For those who enjoy their science-fiction seasoned with thought-provoking subtext, in addition to action and ingenious special effects, “District 9” was a breath of fresh air.
No major stars appeared in the film, and it was produced for the relatively small amount of $30 million. It went on to gross in excess of $210 million worldwide, a huge profit for a movie that cost so little to make.
Thanks in part to a clever viral marketing campaign that featured stickers, posters and bus-side advertisements that mirrored the “humans only” signage from the movie, audiences arrived intrigued and left with something more to think about than merely the quantity and volume of the explosions.
The massive alien ghetto in Johannesburg, South Africa (Blomkamp is a native), and the huge mother ship that loomed endlessly over the city were very real. Even the film's grit was covered in grime. Much of the movie was presented in “mockumentary” style, using supposed news and interview footage, interwoven with scenes of "real-time" action.

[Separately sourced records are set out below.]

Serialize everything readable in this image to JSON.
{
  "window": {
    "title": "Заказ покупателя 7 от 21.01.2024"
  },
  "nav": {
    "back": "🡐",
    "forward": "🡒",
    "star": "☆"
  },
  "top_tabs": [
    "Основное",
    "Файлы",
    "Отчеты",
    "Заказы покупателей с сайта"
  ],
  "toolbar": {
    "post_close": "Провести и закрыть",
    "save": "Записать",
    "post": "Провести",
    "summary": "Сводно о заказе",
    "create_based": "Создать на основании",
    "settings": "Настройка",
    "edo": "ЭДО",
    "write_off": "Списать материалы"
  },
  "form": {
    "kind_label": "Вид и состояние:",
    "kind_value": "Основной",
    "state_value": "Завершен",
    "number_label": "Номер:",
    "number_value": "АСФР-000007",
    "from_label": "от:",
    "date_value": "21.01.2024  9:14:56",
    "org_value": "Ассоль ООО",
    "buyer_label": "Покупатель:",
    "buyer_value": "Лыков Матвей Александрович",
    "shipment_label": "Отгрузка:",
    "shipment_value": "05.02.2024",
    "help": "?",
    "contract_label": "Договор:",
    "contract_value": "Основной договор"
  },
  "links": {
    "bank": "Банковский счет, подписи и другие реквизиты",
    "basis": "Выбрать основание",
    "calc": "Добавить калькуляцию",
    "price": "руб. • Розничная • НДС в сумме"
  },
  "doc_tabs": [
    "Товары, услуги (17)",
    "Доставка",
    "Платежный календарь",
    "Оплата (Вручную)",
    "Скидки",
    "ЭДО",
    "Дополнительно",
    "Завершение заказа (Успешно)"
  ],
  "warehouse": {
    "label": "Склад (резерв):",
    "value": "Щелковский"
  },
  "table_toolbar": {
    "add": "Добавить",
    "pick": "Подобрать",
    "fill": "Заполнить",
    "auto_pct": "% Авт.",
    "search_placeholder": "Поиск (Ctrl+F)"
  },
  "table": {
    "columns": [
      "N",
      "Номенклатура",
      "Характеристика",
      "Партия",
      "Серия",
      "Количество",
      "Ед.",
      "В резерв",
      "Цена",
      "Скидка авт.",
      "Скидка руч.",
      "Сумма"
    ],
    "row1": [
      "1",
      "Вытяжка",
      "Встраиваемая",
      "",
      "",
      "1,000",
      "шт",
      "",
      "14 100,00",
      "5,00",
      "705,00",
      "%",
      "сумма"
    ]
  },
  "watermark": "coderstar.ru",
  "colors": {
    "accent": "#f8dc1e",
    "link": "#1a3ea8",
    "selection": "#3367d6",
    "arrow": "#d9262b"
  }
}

Cruelty, violence and injustice were the hallmarks of the xenophobic human treatment of the insectoid alien "prawns." Like most great science fiction, the ending was bittersweet, at best. The film was nominated for four Academy Awards, including best picture and best adapted screenplay.

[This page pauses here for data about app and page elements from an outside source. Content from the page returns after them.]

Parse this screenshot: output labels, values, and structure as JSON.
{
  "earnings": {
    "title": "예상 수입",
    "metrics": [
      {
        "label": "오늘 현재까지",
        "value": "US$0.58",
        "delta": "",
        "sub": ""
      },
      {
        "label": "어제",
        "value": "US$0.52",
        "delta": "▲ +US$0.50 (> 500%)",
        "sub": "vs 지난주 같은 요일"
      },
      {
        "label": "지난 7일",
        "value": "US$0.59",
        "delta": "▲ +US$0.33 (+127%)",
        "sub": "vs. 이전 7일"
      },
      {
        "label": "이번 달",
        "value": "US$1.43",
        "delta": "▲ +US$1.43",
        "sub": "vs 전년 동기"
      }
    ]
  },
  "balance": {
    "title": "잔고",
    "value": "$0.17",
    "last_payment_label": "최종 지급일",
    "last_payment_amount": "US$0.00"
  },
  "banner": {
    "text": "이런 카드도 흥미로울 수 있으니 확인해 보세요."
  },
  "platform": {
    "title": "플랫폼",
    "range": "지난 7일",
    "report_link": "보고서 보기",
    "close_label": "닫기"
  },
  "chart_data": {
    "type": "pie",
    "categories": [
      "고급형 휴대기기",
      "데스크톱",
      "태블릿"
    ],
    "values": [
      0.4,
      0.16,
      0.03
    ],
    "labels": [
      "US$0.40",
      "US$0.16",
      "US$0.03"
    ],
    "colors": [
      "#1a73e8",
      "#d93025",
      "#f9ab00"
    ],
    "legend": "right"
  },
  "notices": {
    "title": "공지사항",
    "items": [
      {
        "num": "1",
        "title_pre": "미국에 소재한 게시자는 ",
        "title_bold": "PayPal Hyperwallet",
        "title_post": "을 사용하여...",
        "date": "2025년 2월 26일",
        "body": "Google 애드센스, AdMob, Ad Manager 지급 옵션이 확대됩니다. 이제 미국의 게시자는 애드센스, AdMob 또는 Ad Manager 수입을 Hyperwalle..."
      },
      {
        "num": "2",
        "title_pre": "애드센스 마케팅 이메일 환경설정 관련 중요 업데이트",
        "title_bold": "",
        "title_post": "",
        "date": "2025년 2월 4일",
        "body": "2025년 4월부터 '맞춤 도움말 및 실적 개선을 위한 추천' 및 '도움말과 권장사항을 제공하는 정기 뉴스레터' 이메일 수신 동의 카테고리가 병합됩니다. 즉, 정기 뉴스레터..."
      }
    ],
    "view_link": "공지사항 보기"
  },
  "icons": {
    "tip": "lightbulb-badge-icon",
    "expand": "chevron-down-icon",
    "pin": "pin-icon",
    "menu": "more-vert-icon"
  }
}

The surprising commercial and critical success of “District 9” has created a tide of great expectations for Blomkamp's sophomore outing, “Elysium,” opening Friday in theaters.
The director is also playing for much higher stakes. With a $115 million production budget -- still modest compared to the $215-million-plus spent on “The Lone Ranger" -- and major stars Matt Damon and Jodie Foster as the hero and the villain, respectively, “Elysium” will need to do some serious business to be considered financially successful.

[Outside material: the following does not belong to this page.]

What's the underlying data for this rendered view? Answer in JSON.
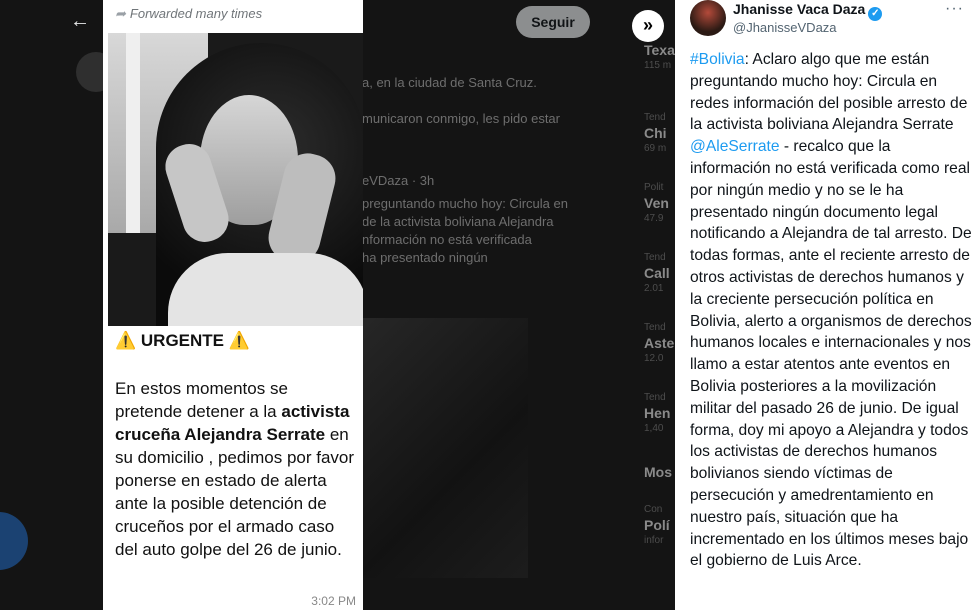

In a summer of some pretty cosmic box-office disappointments, such as "After Earth," "The Lone Ranger" and "R.I.P.D.," and tent-pole films like "Oblivion," "Pacific Rim" and "World War Z," which have been successful but not as successful as production companies would have hoped, this film should provide an interesting reading on the public's appetite for more large-scale sci-fi spectacle -- particularly if it manages to distinguish itself from the herd as a movie about ideas as much as action.
The film tells the story of Max (Damon), a factory worker on an overpopulated Earth in the year 2154. The "1 percent" have long since fled for the colossal utopian space station Elysium, leaving the remaining 99 percent to fight over the scraps on the ground.
After a nasty industrial accident, an irradiated Max is given five days to live. His only chance is to gain access to Elysium, where every home is equipped with a device that can cure any illness. But his way is blocked by Elysium's iron-fisted Secretary of Defense (Foster), who will apparently stop at nothing to prevent "illegals" from reaching the station.
In the course of events leading up to Max's planned incursion, he becomes responsible not only for his own survival but also for that of the leukemia-stricken daughter of a childhood friend and possibly the future of the entire human race.
Little wonder that, as the burdens upon him multiply, Max has to be physically reinforced by means of a cybernetically-activated exoskeleton surgically attached to his body.
Early reviews have been positive to mixed; it's currently a 66 percent on Rotten Tomatoes. Most of the negative criticism seems to focus on what are perceived by some as the film's "heavy-handed politics." Few complaints have been leveled against the visual aspects of the movie, the storytelling or the performances of the actors.
I wonder if the politics seem "heavy-handed" because unlike “District 9,” which was a study of the bureaucratic administration of institutionalized racism/species-ism, "Elysium" concerns more relatable, typically "conservative vs. liberal" subjects like immigration class warfare, and health care.
Regardless, "Elysium" arrives with seemingly a lot going for it, if you're at all weary of sequels, reboots and massive spectacles with little going on beneath the surface. It runs for a less-than-bloated 109 minutes, and is rated R.